Scan the material below and copy every line holding the word "Newsweek".

*** Material for the task ***

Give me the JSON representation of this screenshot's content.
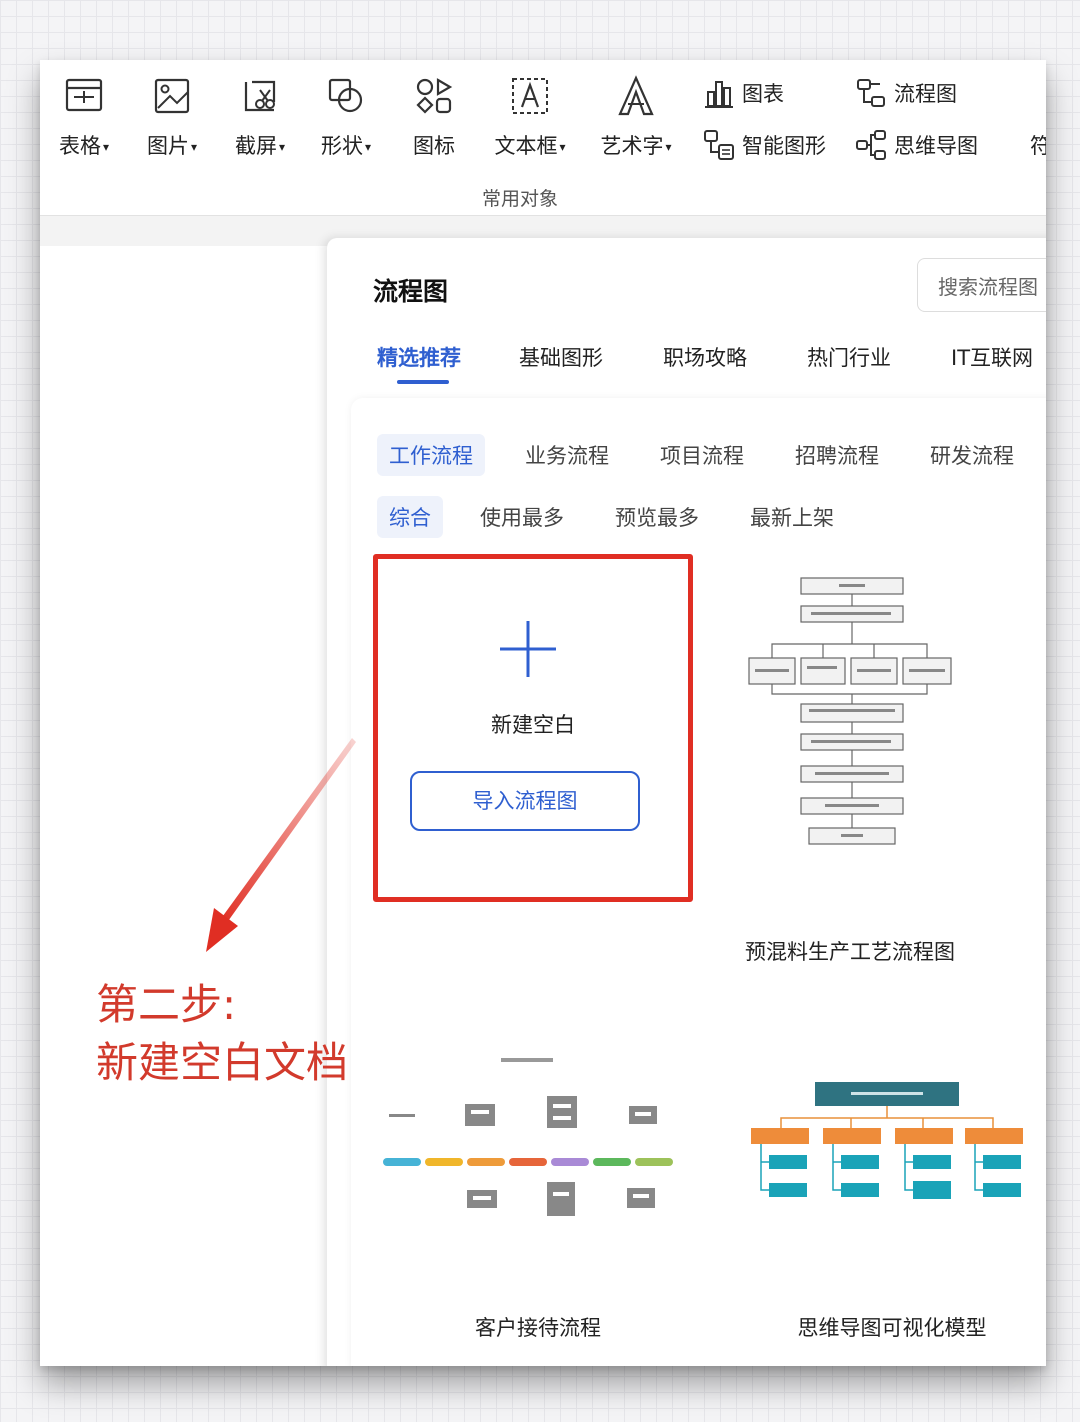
{
  "ribbon": {
    "items": [
      {
        "label": "表格",
        "icon": "table-icon",
        "dropdown": true
      },
      {
        "label": "图片",
        "icon": "image-icon",
        "dropdown": true
      },
      {
        "label": "截屏",
        "icon": "screenshot-icon",
        "dropdown": true
      },
      {
        "label": "形状",
        "icon": "shape-icon",
        "dropdown": true
      },
      {
        "label": "图标",
        "icon": "icons-icon",
        "dropdown": false
      },
      {
        "label": "文本框",
        "icon": "textbox-icon",
        "dropdown": true
      },
      {
        "label": "艺术字",
        "icon": "wordart-icon",
        "dropdown": true
      }
    ],
    "small_items": [
      {
        "label": "图表",
        "icon": "chart-icon"
      },
      {
        "label": "流程图",
        "icon": "flowchart-icon"
      },
      {
        "label": "智能图形",
        "icon": "smartart-icon"
      },
      {
        "label": "思维导图",
        "icon": "mindmap-icon"
      }
    ],
    "cut_off_label": "符",
    "group_label": "常用对象"
  },
  "panel": {
    "title": "流程图",
    "search_placeholder": "搜索流程图",
    "tabs": [
      "精选推荐",
      "基础图形",
      "职场攻略",
      "热门行业",
      "IT互联网"
    ],
    "active_tab": "精选推荐",
    "categories": [
      "工作流程",
      "业务流程",
      "项目流程",
      "招聘流程",
      "研发流程"
    ],
    "active_category": "工作流程",
    "sorts": [
      "综合",
      "使用最多",
      "预览最多",
      "最新上架"
    ],
    "active_sort": "综合",
    "new_blank": {
      "label": "新建空白",
      "import_label": "导入流程图"
    },
    "templates": [
      {
        "title": "预混料生产工艺流程图"
      },
      {
        "title": "客户接待流程"
      },
      {
        "title": "思维导图可视化模型"
      }
    ]
  },
  "annotation": {
    "line1": "第二步:",
    "line2": "新建空白文档",
    "color": "#d23a2c"
  },
  "colors": {
    "accent": "#2f5fd0",
    "highlight_border": "#e02e23"
  }
}
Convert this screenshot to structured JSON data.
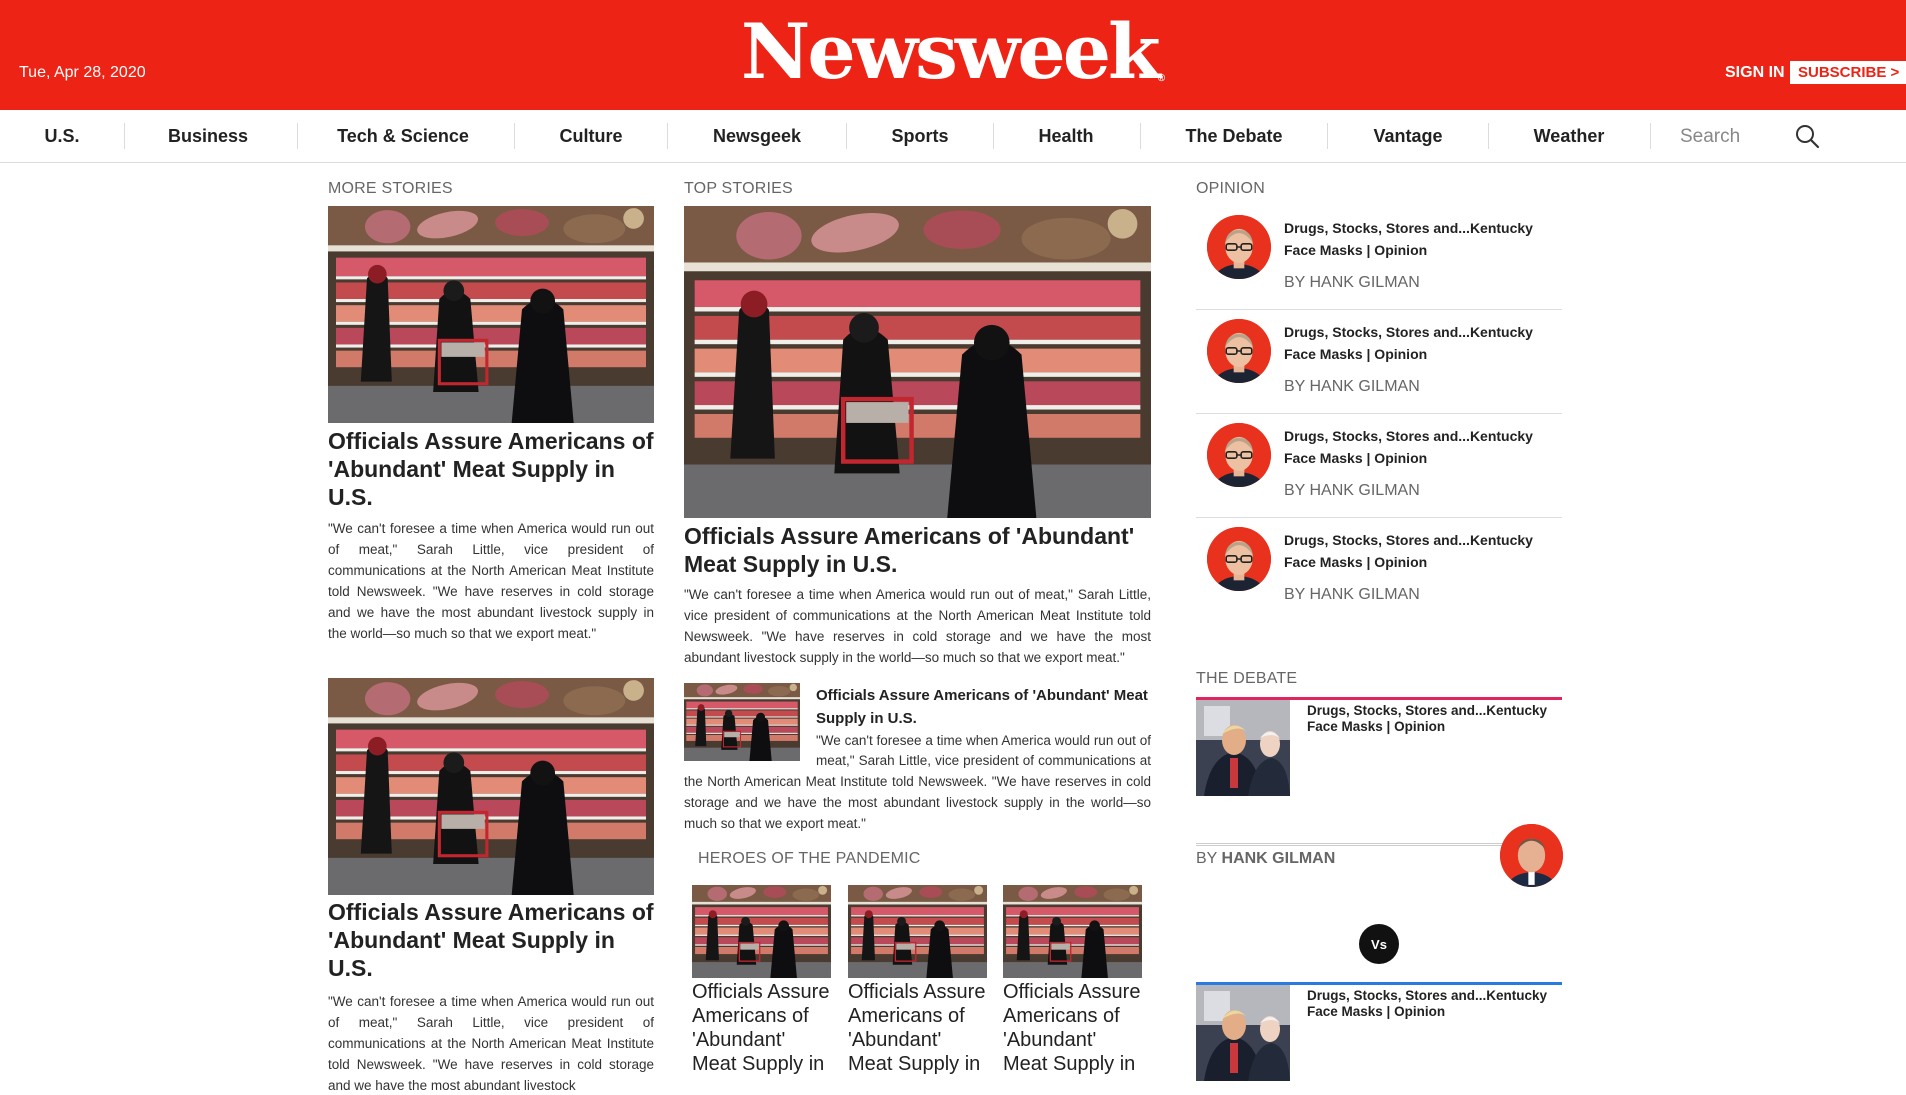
{
  "header": {
    "date": "Tue, Apr 28, 2020",
    "logo": "Newsweek",
    "signin": "SIGN IN",
    "subscribe": "SUBSCRIBE >"
  },
  "nav": {
    "items": [
      "U.S.",
      "Business",
      "Tech & Science",
      "Culture",
      "Newsgeek",
      "Sports",
      "Health",
      "The Debate",
      "Vantage",
      "Weather"
    ],
    "search_placeholder": "Search"
  },
  "more_stories": {
    "label": "MORE STORIES",
    "articles": [
      {
        "headline": "Officials Assure Americans of 'Abundant' Meat Supply in U.S.",
        "summary": "\"We can't foresee a time when America would run out of meat,\" Sarah Little, vice president of communications at the North American Meat Institute told Newsweek. \"We have reserves in cold storage and we have the most abundant livestock supply in the world—so much so that we export meat.\""
      },
      {
        "headline": "Officials Assure Americans of 'Abundant' Meat Supply in U.S.",
        "summary": "\"We can't foresee a time when America would run out of meat,\" Sarah Little, vice president of communications at the North American Meat Institute told Newsweek. \"We have reserves in cold storage and we have the most abundant livestock"
      }
    ]
  },
  "top_stories": {
    "label": "TOP STORIES",
    "lead": {
      "headline": "Officials Assure Americans of 'Abundant' Meat Supply in U.S.",
      "summary": "\"We can't foresee a time when America would run out of meat,\" Sarah Little, vice president of communications at the North American Meat Institute told Newsweek. \"We have reserves in cold storage and we have the most abundant livestock supply in the world—so much so that we export meat.\""
    },
    "secondary": {
      "headline": "Officials Assure Americans of 'Abundant' Meat Supply in U.S.",
      "summary": "\"We can't foresee a time when America would run out of meat,\" Sarah Little, vice president of communications at the North American Meat Institute told Newsweek. \"We have reserves in cold storage and we have the most abundant livestock supply in the world—so much so that we export meat.\""
    },
    "heroes": {
      "label": "HEROES OF THE PANDEMIC",
      "items": [
        {
          "headline": "Officials Assure Americans of 'Abundant' Meat Supply in"
        },
        {
          "headline": "Officials Assure Americans of 'Abundant' Meat Supply in"
        },
        {
          "headline": "Officials Assure Americans of 'Abundant' Meat Supply in"
        }
      ]
    }
  },
  "opinion": {
    "label": "OPINION",
    "items": [
      {
        "title": "Drugs, Stocks, Stores and...Kentucky Face Masks | Opinion",
        "byline": "BY HANK GILMAN"
      },
      {
        "title": "Drugs, Stocks, Stores and...Kentucky Face Masks | Opinion",
        "byline": "BY HANK GILMAN"
      },
      {
        "title": "Drugs, Stocks, Stores and...Kentucky Face Masks | Opinion",
        "byline": "BY HANK GILMAN"
      },
      {
        "title": "Drugs, Stocks, Stores and...Kentucky Face Masks | Opinion",
        "byline": "BY HANK GILMAN"
      }
    ]
  },
  "debate": {
    "label": "THE DEBATE",
    "top": {
      "title": "Drugs, Stocks, Stores and...Kentucky Face Masks | Opinion",
      "accent": "#e0245e"
    },
    "by_prefix": "BY",
    "author": "HANK GILMAN",
    "vs": "Vs",
    "bottom": {
      "title": "Drugs, Stocks, Stores and...Kentucky Face Masks | Opinion",
      "accent": "#2a7ae2"
    }
  },
  "colors": {
    "brand_red": "#ed2415"
  },
  "icons": {
    "search": "search-icon",
    "photo": "photo-thumbnail"
  }
}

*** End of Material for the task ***

- Solution to this task -
    "logo": "Newsweek",
        "summary": "\"We can't foresee a time when America would run out of meat,\" Sarah Little, vice president of communications at the North American Meat Institute told Newsweek. \"We have reserves in cold storage and we have the most abundant livestock supply in the world—so much so that we export meat.\""
        "summary": "\"We can't foresee a time when America would run out of meat,\" Sarah Little, vice president of communications at the North American Meat Institute told Newsweek. \"We have reserves in cold storage and we have the most abundant livestock"
      "summary": "\"We can't foresee a time when America would run out of meat,\" Sarah Little, vice president of communications at the North American Meat Institute told Newsweek. \"We have reserves in cold storage and we have the most abundant livestock supply in the world—so much so that we export meat.\""
      "summary": "\"We can't foresee a time when America would run out of meat,\" Sarah Little, vice president of communications at the North American Meat Institute told Newsweek. \"We have reserves in cold storage and we have the most abundant livestock supply in the world—so much so that we export meat.\""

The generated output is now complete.